Your assignment: In the entries below, count every line containing "Ausbau". Reply with the number alone.
Data for analysis section start
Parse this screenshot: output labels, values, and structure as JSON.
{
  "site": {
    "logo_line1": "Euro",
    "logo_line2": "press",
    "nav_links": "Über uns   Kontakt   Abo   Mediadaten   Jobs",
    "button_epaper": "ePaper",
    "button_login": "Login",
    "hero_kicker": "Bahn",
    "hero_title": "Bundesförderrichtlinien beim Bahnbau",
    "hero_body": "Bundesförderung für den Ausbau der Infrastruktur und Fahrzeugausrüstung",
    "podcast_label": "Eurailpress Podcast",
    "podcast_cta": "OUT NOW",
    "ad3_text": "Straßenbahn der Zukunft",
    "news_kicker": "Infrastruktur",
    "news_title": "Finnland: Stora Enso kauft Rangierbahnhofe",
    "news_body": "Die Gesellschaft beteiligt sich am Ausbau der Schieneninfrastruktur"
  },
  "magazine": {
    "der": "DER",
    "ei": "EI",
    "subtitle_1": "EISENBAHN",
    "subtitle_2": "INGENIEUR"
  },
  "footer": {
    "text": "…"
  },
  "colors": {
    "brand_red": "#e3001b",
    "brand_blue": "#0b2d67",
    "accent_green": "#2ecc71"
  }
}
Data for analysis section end
Solution: 2